Relationships of potential new DRMs with known DRMs
To explore the role of potential new DRMs, the mutations at 14 sites with significantly increased mutation rates at TF were used for co-variation analyses. Nine known DRMs (K65R, V106M, Y115F, V179T/E/D, Y181C, M184V, and G190S) and two potential new DRMs (V75L and L228R) were demonstrated to be under positive selection pressure (Ka/Ks >1, LOD >2). Twenty-eight links were detected among these mutations (cKa/Ks >1, LOD >2) (Table 2). Among them, the known DRMs Y181C and G190S showed the strongest correlation (cKa/KsY181C-G190S=22.86, LOD=infinity). V75L was correlated with known DRMs G190S (cKa/KsV75L-G190S=3.24, LOD=infinity), K65R (cKa/KsK65R-V75L=2.00, LOD=5.04), and M184V (cKa/KsV75L-M184V=1.25, LOD=4.03). L228R was correlated with known DRMs G190S (cKa/KsL228R-G190S=2.25, LOD=infinity) and K65R (cKa/KsK65R-L228R=2.00, LOD=3.46), and strongly correlated with Y181C (cKa/KsY181C-L228R=6.00, LOD=4.09) (Table 2).
L228R occurred simultaneously or followed the appearance of Y181C
To further explore the temporal association and the evolutionary dynamics between Y181C and L228R, longitudinal plasma samples of four CRF01_AE-infected patients with Y181C and L228R mutations were studied using deep sequencing.

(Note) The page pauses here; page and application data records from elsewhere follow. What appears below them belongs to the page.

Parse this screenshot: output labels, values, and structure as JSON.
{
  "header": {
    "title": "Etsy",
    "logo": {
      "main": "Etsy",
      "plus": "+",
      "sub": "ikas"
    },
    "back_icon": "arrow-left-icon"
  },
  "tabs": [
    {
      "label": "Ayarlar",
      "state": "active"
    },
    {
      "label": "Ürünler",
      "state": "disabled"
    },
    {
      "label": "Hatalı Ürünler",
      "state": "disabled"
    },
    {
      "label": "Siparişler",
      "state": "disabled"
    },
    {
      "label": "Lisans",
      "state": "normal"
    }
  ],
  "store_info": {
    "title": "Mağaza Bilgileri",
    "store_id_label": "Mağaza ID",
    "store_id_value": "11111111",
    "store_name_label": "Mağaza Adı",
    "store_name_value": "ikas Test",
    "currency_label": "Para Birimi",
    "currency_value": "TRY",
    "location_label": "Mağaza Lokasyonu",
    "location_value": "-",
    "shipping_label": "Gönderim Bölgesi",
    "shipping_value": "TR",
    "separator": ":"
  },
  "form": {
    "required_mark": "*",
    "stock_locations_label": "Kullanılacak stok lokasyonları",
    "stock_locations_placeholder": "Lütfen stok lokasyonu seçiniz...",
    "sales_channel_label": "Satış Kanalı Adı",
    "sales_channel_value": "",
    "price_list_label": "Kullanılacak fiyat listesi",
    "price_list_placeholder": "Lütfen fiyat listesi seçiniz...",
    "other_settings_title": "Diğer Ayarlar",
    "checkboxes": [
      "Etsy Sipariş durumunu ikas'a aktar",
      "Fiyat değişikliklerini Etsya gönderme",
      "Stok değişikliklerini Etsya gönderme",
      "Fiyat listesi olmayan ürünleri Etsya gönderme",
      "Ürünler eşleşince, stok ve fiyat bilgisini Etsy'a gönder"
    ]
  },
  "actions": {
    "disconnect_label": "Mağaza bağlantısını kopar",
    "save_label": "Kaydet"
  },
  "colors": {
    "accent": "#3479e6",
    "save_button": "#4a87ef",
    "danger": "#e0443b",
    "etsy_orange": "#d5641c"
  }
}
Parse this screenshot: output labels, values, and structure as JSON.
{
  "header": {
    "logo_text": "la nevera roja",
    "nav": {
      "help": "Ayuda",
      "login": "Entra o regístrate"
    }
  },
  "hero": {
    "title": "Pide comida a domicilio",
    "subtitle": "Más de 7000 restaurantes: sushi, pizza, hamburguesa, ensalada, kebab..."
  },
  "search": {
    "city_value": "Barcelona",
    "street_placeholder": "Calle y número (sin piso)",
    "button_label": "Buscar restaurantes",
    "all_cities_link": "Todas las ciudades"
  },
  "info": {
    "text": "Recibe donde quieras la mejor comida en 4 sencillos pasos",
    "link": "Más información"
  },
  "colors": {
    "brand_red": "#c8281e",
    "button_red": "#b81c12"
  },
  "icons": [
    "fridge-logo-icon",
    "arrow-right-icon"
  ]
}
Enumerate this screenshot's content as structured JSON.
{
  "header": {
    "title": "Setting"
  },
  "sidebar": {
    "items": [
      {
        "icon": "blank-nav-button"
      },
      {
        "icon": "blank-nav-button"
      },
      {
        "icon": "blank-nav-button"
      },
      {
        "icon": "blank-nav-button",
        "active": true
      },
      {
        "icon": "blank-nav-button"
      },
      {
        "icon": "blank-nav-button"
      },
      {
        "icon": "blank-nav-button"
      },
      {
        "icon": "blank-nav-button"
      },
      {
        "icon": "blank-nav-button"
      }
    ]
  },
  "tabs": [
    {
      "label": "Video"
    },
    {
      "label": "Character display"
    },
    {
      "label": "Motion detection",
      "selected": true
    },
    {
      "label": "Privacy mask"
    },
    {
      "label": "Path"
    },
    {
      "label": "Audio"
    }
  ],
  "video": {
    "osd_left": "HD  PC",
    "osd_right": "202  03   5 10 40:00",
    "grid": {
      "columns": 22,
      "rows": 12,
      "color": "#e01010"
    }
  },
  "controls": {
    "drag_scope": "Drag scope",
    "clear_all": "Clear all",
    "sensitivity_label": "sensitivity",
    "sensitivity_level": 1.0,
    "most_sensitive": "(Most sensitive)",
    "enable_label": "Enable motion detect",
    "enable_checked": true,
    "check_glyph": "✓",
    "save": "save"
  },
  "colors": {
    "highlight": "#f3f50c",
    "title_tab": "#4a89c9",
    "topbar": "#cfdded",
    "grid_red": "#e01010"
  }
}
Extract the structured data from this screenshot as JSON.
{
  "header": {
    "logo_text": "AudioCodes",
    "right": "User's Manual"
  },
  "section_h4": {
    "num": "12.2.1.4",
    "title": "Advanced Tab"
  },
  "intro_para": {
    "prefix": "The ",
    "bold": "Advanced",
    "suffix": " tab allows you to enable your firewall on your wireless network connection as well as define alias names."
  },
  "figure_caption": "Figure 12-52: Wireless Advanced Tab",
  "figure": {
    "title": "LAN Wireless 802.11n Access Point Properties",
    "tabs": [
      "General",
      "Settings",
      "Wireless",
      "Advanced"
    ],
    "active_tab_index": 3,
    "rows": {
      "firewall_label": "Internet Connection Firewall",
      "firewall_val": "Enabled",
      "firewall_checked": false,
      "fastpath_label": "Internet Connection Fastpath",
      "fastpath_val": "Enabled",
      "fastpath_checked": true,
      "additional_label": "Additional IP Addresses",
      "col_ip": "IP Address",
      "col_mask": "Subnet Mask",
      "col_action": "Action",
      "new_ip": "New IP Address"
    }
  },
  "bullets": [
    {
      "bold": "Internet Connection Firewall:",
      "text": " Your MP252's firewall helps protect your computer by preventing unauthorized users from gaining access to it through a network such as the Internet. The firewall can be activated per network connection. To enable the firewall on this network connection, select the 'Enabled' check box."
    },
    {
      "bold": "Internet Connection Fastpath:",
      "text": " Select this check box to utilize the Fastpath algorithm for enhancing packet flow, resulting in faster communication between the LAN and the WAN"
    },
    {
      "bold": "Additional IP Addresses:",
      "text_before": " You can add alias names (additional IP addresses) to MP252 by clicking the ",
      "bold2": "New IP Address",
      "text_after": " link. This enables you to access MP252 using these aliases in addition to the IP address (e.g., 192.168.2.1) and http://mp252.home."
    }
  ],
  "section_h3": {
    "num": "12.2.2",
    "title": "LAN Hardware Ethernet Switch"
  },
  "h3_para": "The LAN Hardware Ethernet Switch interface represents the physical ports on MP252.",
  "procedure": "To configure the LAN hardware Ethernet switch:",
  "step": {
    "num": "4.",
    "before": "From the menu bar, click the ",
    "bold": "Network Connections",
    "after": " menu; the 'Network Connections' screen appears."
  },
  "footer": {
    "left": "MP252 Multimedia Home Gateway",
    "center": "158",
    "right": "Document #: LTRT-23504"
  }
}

The first case demonstrated a time lag between the Y181C and L228R mutations; Y181C occurred in 53.4% of the sequences at 1-month post treatment, which increased to 100% at 3 months post treatment, and L228R did not appear until 6 months post treatment, when 87.1% of sequences carried both Y181C and L228R mutations. The second and third cases had Y181C and L228R only at TF. For the second case, 100% of sequences carried both Y181C and L228R simultaneously while, for the third case, 80% of sequences carried both Y181C and L228R simultaneously, and the remaining 20% carried only Y181C (Fig.3). The fourth case could not be analyzed due to sequencing failure.